(Beginning of Dataset records)
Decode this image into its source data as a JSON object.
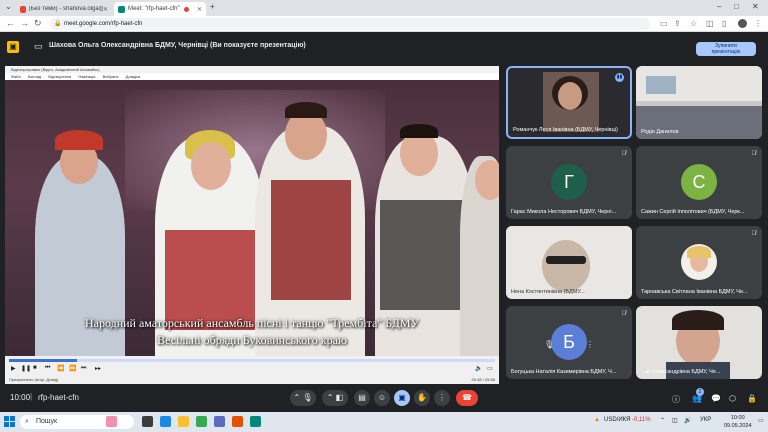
{
  "browser": {
    "tabs": [
      {
        "label": "(Без теми) - shahova.olga@bdm..."
      },
      {
        "label": "Meet: \"rfp-haet-cfn\""
      }
    ],
    "new_tab": "+",
    "url": "meet.google.com/rfp-haet-cfn"
  },
  "presentation": {
    "title": "Шахова Ольга Олександрівна БДМУ, Чернівці (Ви показуєте презентацію)",
    "stop_button_line1": "Зупинити",
    "stop_button_line2": "презентацію",
    "window_title": "Відеопрогравач (Відео, Академічний Ансамбль)",
    "window_menu": [
      "Файл",
      "Вигляд",
      "Відтворення",
      "Навігація",
      "Вибране",
      "Довідка"
    ],
    "subtitle_line1": "Народний аматорський ансамбль пісні і танцю \"Трембіта\" БДМУ",
    "subtitle_line2": "Весільні обряди Буковинського краю",
    "player_status": "Призупинено (Агор, Довід)",
    "player_time": "00:48 / 05:58",
    "progress": 0.14
  },
  "participants": [
    {
      "name": "Романчук Леся Іванівна (БДМУ, Чернівці)",
      "type": "video",
      "speaking": true
    },
    {
      "name": "Родіо Данилов",
      "type": "video",
      "muted": false
    },
    {
      "name": "Гарас Микола Несторович БДМУ, Черні...",
      "type": "avatar",
      "initial": "Г",
      "color": "#1e5f4a",
      "muted": true
    },
    {
      "name": "Сажин Сергій Іпполітович (БДМУ, Черк...",
      "type": "avatar",
      "initial": "С",
      "color": "#7cb342",
      "muted": true
    },
    {
      "name": "Нена Костянтинівна (БДМУ...",
      "type": "video",
      "muted": true
    },
    {
      "name": "Тарнавська Світлана Іванівна БДМУ, Че...",
      "type": "photo",
      "muted": true
    },
    {
      "name": "Богуцька Наталія Казимирівна БДМУ, Ч...",
      "type": "avatar",
      "initial": "Б",
      "color": "#5b7fd6",
      "muted": true
    },
    {
      "name": "...ш Олександрівна БДМУ, Че...",
      "type": "video",
      "muted": true
    }
  ],
  "bottom": {
    "time": "10:00",
    "separator": "|",
    "meeting_code": "rfp-haet-cfn",
    "participant_badge": "2"
  },
  "taskbar": {
    "search_placeholder": "Пошук",
    "ticker": "USD/ИКЯ",
    "ticker_change": "-0,11%",
    "lang": "УКР",
    "clock_time": "10:00",
    "clock_date": "09.05.2024"
  },
  "colors": {
    "accent": "#a8c7fa",
    "end_call": "#ea4335",
    "meet_bg": "#202124"
  }
}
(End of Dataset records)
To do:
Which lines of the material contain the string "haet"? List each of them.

Task response:
        "label": "Meet: \"rfp-haet-cfn\""
    "url": "meet.google.com/rfp-haet-cfn"
    "meeting_code": "rfp-haet-cfn",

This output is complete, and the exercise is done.